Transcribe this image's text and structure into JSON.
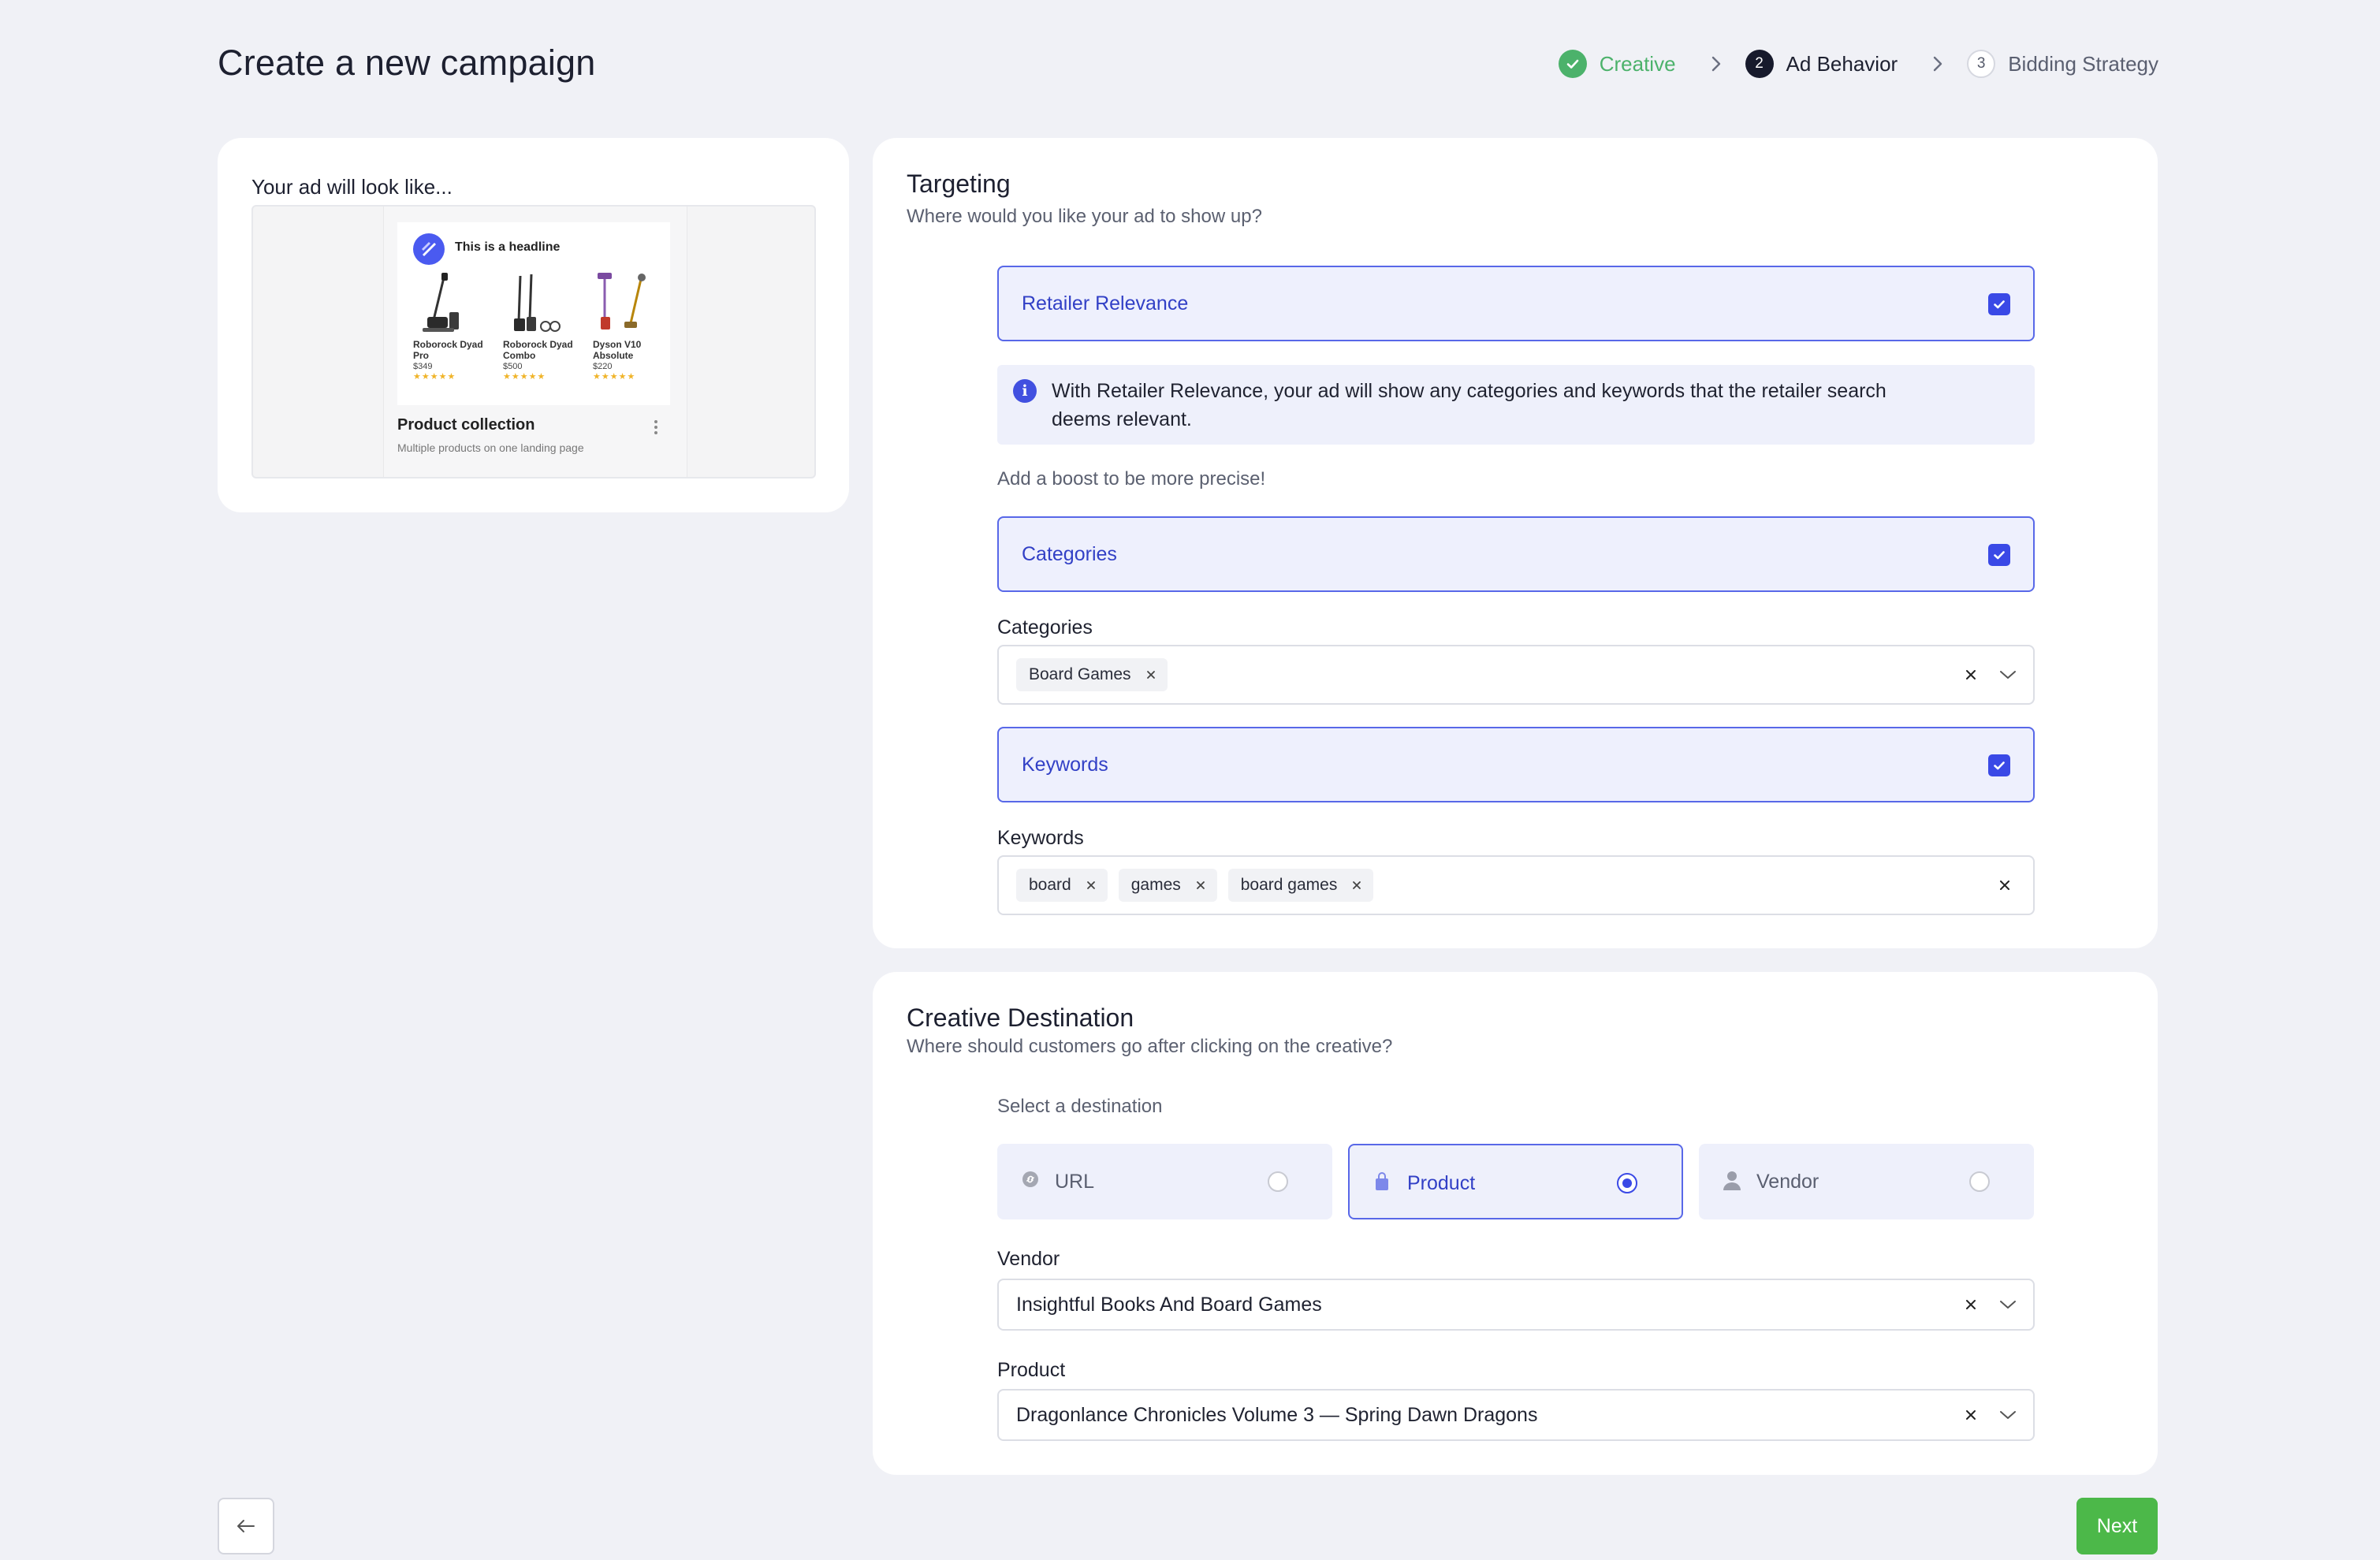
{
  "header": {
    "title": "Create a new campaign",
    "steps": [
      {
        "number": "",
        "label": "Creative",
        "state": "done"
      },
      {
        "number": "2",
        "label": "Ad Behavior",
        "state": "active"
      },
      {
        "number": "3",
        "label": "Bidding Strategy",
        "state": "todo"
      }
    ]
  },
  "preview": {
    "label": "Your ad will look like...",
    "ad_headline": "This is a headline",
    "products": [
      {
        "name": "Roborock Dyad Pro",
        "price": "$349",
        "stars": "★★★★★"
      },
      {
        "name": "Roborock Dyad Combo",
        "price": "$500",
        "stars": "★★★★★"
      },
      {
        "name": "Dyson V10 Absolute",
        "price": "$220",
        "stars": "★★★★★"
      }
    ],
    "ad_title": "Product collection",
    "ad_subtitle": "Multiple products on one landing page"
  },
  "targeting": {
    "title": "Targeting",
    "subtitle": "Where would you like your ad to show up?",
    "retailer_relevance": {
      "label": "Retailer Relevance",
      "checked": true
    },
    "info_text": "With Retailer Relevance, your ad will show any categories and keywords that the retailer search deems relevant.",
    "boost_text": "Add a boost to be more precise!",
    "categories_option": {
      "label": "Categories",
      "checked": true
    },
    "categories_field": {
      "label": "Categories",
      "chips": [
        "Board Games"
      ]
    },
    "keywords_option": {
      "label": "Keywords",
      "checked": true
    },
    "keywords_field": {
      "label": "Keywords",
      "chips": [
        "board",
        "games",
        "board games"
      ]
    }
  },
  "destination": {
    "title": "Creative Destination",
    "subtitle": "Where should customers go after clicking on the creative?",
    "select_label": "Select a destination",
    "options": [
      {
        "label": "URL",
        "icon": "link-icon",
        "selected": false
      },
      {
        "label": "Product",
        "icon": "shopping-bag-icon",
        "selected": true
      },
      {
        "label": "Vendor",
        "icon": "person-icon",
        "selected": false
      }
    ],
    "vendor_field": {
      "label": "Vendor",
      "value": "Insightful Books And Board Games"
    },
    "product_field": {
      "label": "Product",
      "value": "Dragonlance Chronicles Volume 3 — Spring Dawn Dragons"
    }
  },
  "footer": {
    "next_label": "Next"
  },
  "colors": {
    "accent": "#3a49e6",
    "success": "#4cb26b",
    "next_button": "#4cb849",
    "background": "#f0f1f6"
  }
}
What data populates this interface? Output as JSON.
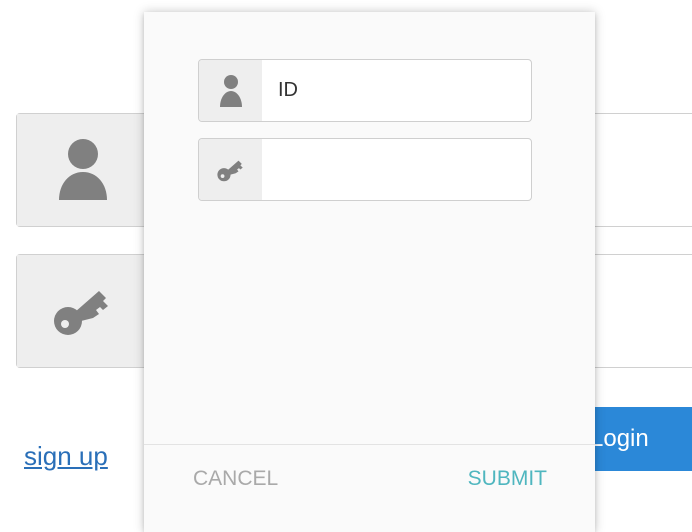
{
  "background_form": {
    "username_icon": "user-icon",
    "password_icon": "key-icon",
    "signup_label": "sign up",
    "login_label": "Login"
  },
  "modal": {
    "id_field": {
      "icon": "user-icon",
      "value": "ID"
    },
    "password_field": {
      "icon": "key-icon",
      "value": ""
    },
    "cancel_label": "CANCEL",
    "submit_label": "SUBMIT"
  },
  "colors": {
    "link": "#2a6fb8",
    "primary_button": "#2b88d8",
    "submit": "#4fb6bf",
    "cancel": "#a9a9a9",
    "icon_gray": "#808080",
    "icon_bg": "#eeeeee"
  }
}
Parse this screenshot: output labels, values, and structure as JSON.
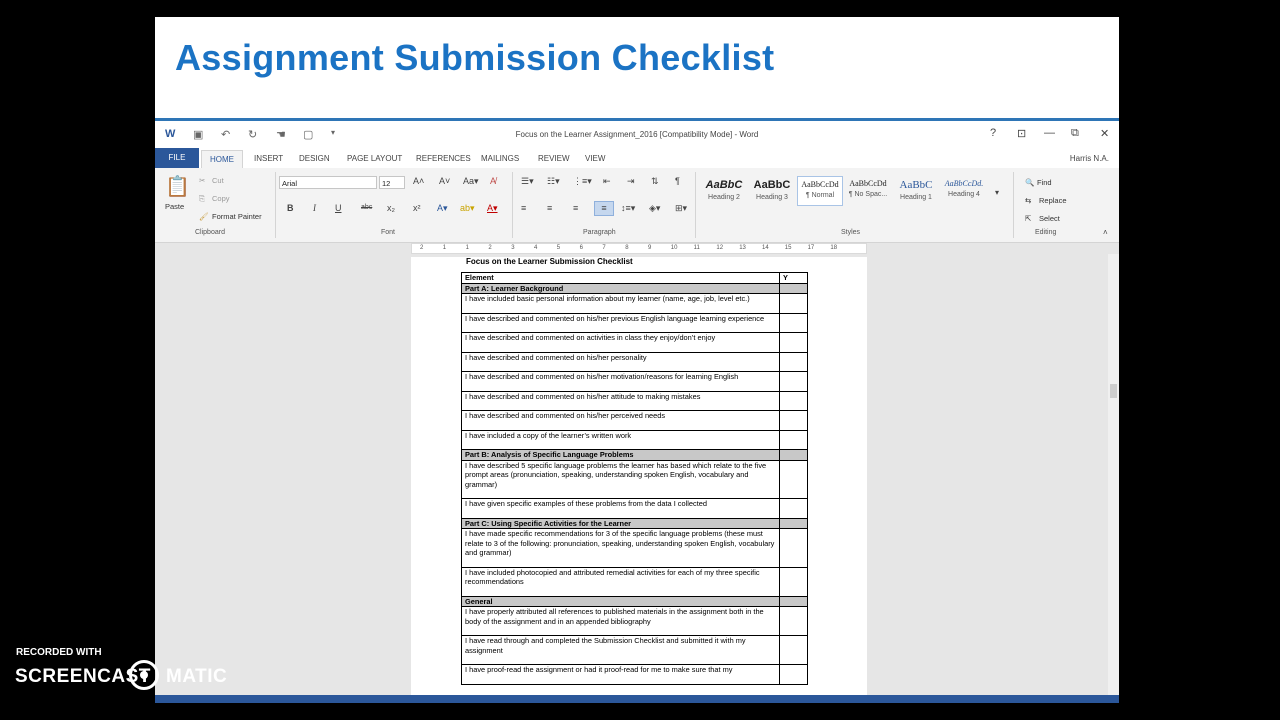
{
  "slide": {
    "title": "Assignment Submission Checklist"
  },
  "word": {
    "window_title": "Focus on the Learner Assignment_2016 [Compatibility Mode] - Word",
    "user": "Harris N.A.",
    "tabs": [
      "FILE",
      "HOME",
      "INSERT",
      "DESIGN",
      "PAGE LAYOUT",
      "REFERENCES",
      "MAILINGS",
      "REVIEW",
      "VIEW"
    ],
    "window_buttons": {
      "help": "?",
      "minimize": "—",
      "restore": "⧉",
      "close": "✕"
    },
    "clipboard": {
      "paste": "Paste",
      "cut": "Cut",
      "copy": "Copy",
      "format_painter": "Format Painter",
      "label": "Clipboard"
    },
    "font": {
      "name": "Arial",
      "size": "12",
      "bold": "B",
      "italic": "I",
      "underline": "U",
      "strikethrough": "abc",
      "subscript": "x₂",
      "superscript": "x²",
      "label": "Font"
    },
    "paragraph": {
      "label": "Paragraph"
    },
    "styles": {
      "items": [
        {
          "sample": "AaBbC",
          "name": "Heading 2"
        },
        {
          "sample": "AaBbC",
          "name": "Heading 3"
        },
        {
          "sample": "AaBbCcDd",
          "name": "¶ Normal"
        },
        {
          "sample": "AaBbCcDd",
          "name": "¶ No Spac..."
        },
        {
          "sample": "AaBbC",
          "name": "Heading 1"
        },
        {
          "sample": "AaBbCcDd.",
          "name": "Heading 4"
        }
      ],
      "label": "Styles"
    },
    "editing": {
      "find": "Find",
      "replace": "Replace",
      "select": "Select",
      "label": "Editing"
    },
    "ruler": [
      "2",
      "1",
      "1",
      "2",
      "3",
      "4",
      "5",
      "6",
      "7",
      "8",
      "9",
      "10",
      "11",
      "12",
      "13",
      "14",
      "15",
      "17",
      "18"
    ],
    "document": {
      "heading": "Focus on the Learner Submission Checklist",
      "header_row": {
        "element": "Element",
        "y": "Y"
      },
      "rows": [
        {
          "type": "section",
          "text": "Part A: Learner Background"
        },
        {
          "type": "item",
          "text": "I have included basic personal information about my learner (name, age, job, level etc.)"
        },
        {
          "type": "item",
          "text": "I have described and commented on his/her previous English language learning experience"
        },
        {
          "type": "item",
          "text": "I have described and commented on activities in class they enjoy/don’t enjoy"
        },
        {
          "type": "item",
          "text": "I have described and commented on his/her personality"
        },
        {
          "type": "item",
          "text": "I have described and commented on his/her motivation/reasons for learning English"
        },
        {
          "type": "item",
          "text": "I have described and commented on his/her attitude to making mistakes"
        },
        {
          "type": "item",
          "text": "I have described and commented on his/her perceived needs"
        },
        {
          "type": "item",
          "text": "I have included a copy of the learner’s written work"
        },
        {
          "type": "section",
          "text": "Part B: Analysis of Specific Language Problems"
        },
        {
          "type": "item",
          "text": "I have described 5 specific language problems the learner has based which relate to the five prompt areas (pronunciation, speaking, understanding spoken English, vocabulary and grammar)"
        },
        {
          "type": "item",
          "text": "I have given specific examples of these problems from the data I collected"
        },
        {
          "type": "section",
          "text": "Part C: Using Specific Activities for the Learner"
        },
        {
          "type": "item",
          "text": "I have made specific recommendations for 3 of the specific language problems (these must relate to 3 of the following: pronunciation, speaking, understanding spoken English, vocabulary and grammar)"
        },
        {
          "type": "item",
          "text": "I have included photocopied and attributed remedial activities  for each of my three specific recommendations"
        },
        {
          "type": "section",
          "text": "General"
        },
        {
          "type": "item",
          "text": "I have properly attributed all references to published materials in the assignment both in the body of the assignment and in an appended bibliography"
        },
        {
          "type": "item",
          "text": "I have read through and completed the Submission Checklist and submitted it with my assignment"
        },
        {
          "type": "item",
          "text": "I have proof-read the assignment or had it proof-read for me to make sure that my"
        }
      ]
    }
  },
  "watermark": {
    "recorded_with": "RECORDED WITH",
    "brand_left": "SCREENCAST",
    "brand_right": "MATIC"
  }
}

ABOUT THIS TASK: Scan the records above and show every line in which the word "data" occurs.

YOUR RESPONSE:
What data populates this interface? Output as JSON.
          "text": "I have given specific examples of these problems from the data I collected"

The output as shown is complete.